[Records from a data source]
........

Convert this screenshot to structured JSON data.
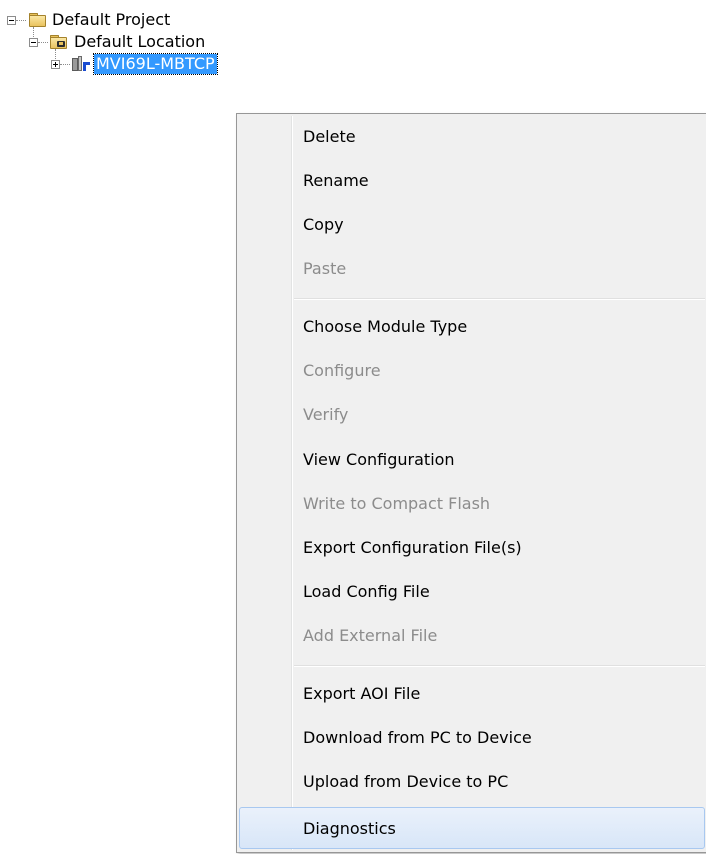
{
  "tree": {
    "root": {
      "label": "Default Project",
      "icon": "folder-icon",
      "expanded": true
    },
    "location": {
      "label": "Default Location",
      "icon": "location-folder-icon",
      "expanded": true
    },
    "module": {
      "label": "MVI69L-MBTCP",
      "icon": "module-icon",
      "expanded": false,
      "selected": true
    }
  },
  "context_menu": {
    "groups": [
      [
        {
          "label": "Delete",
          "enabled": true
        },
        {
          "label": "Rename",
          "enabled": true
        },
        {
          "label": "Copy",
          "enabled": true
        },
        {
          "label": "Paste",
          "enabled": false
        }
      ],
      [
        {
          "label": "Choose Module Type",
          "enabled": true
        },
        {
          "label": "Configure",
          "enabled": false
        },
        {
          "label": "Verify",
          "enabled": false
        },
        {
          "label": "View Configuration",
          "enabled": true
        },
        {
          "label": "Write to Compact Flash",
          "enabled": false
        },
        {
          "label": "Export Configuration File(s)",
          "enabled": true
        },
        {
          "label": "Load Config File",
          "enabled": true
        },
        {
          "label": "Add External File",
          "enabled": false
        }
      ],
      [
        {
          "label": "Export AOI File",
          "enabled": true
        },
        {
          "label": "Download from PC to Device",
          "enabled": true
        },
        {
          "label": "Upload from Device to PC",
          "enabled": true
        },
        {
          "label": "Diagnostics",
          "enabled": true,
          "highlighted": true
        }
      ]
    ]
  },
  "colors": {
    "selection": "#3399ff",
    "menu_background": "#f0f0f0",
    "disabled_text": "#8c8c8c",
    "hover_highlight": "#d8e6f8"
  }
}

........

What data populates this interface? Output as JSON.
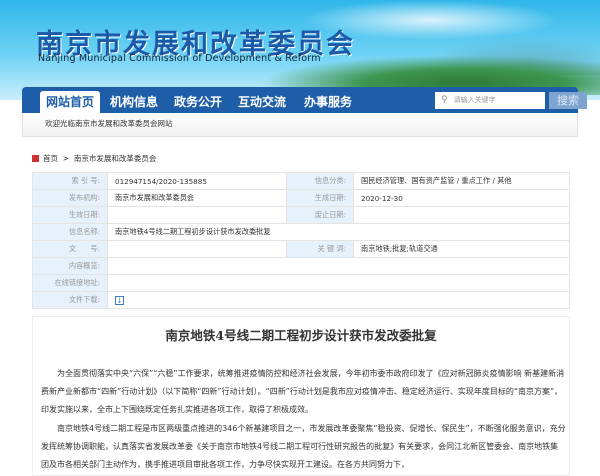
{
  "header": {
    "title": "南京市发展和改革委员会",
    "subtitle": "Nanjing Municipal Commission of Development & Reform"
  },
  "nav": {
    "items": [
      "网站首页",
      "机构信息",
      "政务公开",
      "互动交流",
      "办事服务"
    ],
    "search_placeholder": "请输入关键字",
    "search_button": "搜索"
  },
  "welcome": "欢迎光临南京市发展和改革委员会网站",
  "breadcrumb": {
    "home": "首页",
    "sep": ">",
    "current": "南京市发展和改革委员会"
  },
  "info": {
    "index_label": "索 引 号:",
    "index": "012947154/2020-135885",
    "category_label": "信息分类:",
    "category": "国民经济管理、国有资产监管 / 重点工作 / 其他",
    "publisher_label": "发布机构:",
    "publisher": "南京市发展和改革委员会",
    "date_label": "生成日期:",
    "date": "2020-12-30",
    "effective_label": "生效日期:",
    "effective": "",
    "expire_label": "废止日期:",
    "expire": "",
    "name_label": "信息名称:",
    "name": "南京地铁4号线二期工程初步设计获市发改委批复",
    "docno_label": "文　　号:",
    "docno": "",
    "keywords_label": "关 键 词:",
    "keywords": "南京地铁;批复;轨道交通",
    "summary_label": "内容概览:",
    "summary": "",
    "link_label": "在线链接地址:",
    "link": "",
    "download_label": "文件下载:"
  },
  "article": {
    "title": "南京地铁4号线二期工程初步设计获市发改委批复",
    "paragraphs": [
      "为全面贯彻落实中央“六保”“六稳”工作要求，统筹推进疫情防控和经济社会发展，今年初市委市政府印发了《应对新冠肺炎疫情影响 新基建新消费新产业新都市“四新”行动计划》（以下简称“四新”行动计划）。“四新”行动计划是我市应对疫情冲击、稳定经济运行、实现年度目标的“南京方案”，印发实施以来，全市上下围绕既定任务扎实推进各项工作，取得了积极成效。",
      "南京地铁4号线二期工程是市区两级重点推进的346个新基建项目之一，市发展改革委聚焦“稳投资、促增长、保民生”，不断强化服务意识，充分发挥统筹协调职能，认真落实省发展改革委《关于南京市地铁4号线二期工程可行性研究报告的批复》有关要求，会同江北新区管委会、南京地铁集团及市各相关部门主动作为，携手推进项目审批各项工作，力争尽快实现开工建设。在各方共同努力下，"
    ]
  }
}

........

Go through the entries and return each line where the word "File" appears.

          "label": "Export Configuration File(s)",
          "label": "Load Config File",
          "label": "Add External File",
          "label": "Export AOI File",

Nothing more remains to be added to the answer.